My theoretical approach starts off with a view of protected areas as spatial phenomena. I tackle the analysis with inspiration from Henri Lefebvre’s theory on the production of space. Through an examination of top-down political economic processes, I ask whether conflicts over conservation space arise because of conflicting norms that underlie conservation in protected areas. I interrogate the ways in which conservation influences the freedom, or capabilities, of local users and inhabitants, to achieve ‘beings’ and ‘doings’ (Sen 1999), according to their values and norms. Examining bottom-up initiatives from local actors, I focus on reactions to the enclosure of conservation space, in terms of everyday life, agency and resistance.<br/><br>
The findings of my research show that global and national norms of protected area conservation that are imposed upon local lived space, have negative consequences for the freedom of local inhabitants. Enclosure in the IWP plays out in two ways: Firstly, the proclamation of the park by the state has resulted in the consolidation of previously disparate areas of land, into one protected and contested area. Secondly, institutional enclosure has been reinforced through a strengthened legal framework for conservation – and a global impetus for the conservation of World Heritage. There have been both civil and criminal cases taken against conservation transgressors in the IWP. <br/><br>
Ultimately, local inhabitants have been alienated from land, as well as from management practices in the IWP. This juxtaposes efforts to restore local land and resource rights against national and global interest in conservation.

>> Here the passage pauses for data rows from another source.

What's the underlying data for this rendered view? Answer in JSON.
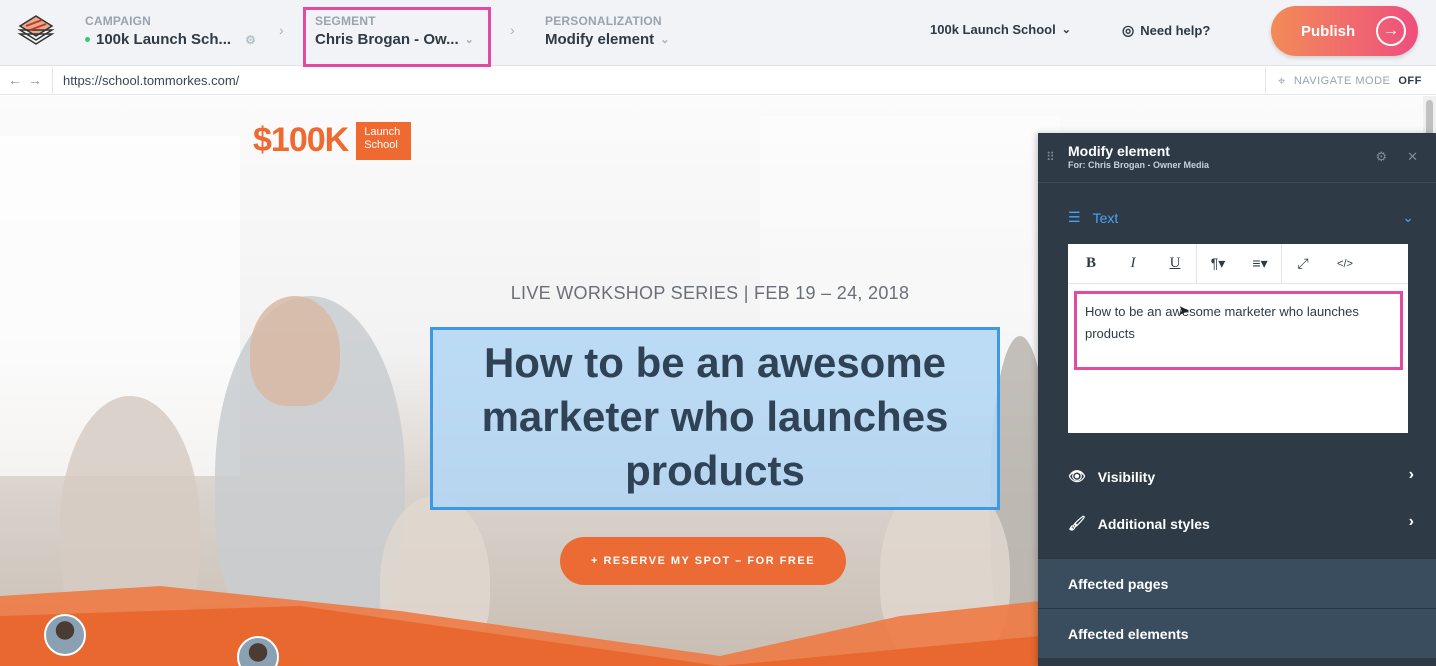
{
  "topbar": {
    "campaign": {
      "label": "CAMPAIGN",
      "value": "100k Launch Sch..."
    },
    "segment": {
      "label": "SEGMENT",
      "value": "Chris Brogan - Ow..."
    },
    "personalization": {
      "label": "PERSONALIZATION",
      "value": "Modify element"
    },
    "site_selector": "100k Launch School",
    "help": "Need help?",
    "publish": "Publish",
    "colors": {
      "publish_from": "#f28b58",
      "publish_to": "#ee4f7e",
      "highlight": "#e24ba0"
    }
  },
  "urlbar": {
    "url": "https://school.tommorkes.com/",
    "navigate_mode_label": "NAVIGATE MODE",
    "navigate_mode_state": "OFF"
  },
  "page": {
    "brand_text": "$100K",
    "brand_tag_line1": "Launch",
    "brand_tag_line2": "School",
    "eyebrow": "LIVE WORKSHOP SERIES | FEB 19 – 24, 2018",
    "headline": "How to be an awesome marketer who launches products",
    "cta": "+ RESERVE MY SPOT – FOR FREE",
    "accent_color": "#ec6a33"
  },
  "panel": {
    "title": "Modify element",
    "subtitle": "For: Chris Brogan - Owner Media",
    "text_section": "Text",
    "editor_toolbar": {
      "bold": "B",
      "italic": "I",
      "underline": "U",
      "paragraph": "¶",
      "align": "≡",
      "expand": "⤢",
      "code": "</>"
    },
    "editor_content": "How to be an awesome marketer who launches products",
    "visibility": "Visibility",
    "additional_styles": "Additional styles",
    "affected_pages": "Affected pages",
    "affected_elements": "Affected elements"
  }
}
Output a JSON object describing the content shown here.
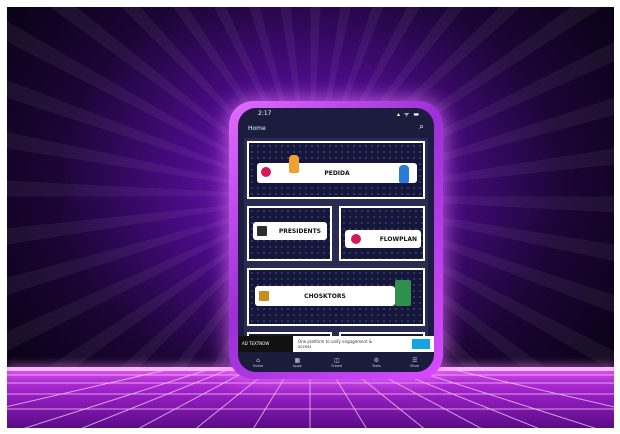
{
  "status": {
    "time": "2:17",
    "icons": "▴ ᯤ ▬"
  },
  "appbar": {
    "title": "Home",
    "search_icon": "search-icon"
  },
  "cards": [
    {
      "label": "PEDIDA"
    },
    {
      "label": "PRESIDENTS"
    },
    {
      "label": "FLOWPLAN"
    },
    {
      "label": "CHOSKTORS"
    }
  ],
  "ad": {
    "brand": "AD TEXTNOW",
    "text": "One platform to unify engagement & access",
    "cta": ""
  },
  "nav": [
    {
      "label": "Home",
      "icon": "home-icon"
    },
    {
      "label": "Apps",
      "icon": "grid-icon"
    },
    {
      "label": "Frame",
      "icon": "frame-icon"
    },
    {
      "label": "Tools",
      "icon": "tools-icon"
    },
    {
      "label": "More",
      "icon": "more-icon"
    }
  ],
  "colors": {
    "accent": "#d84cff",
    "background": "#4a0b86",
    "screen": "#1b1c3e",
    "badge": "#d21a5a"
  }
}
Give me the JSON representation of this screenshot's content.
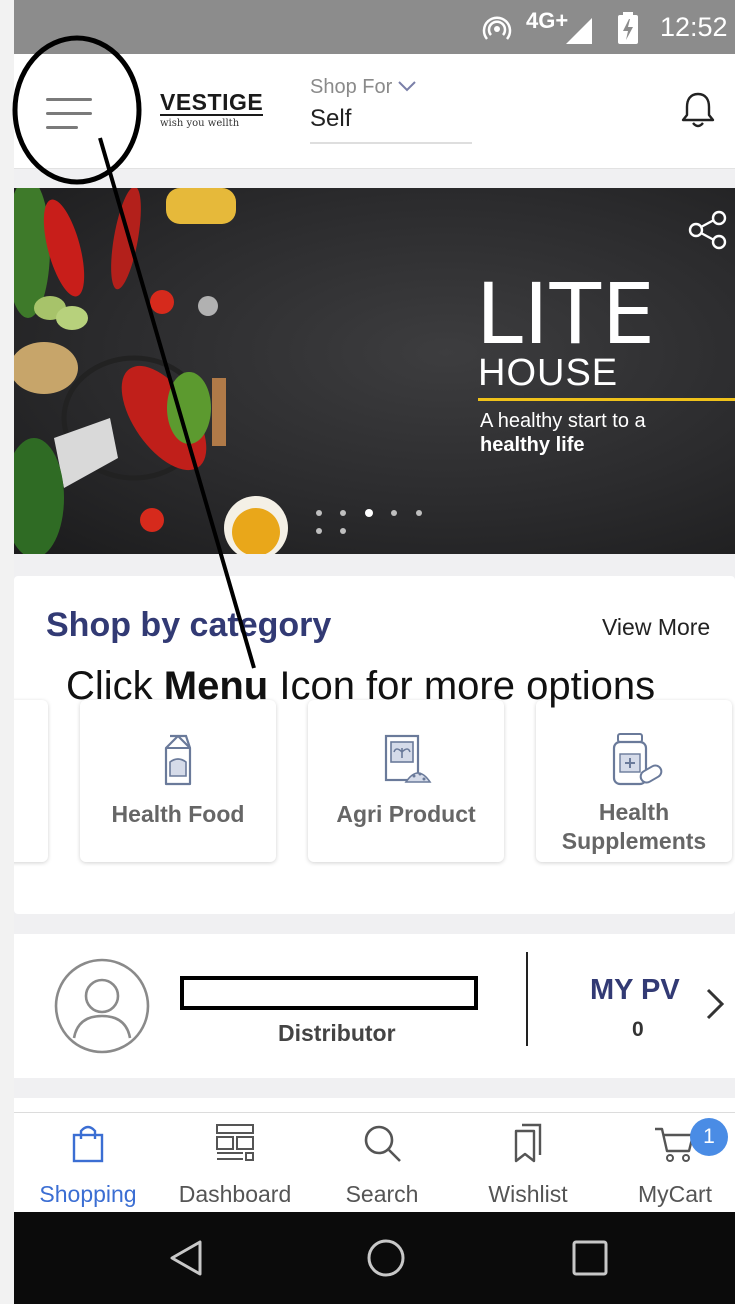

The implementation of global conservation through market mechanisms is particularly problematic where there is structural inequality with historical roots, such as in South Africa. Taking a view of protected areas as spatial phenomena allows a nuanced recognition of the relationship between land, the environment and political rights, an important theme in the emerging field of Sustainability Science. Although developed in a South African context, the analytical framework is transferrable to cases elsewhere in the world.},
  author       = {Hansen, Melissa},
  isbn         = {978-91-979832-4-2},
  keyword      = {Agency,capabilities,human development,the politics of sustainability,the production of space,protected areas,rights and resistance,South Africa,struggles},
  language     = {eng},
  pages        = {188},
  publisher    = {Lund University},
  school       = {Lund University},
  series       = {Lund Dissertations in Sustainability Science},
  title        = {Struggles over conservation space: Social justice in the iSimangaliso Wetland Park, South Africa},
  volume       = {7},
  year         = {2014},
}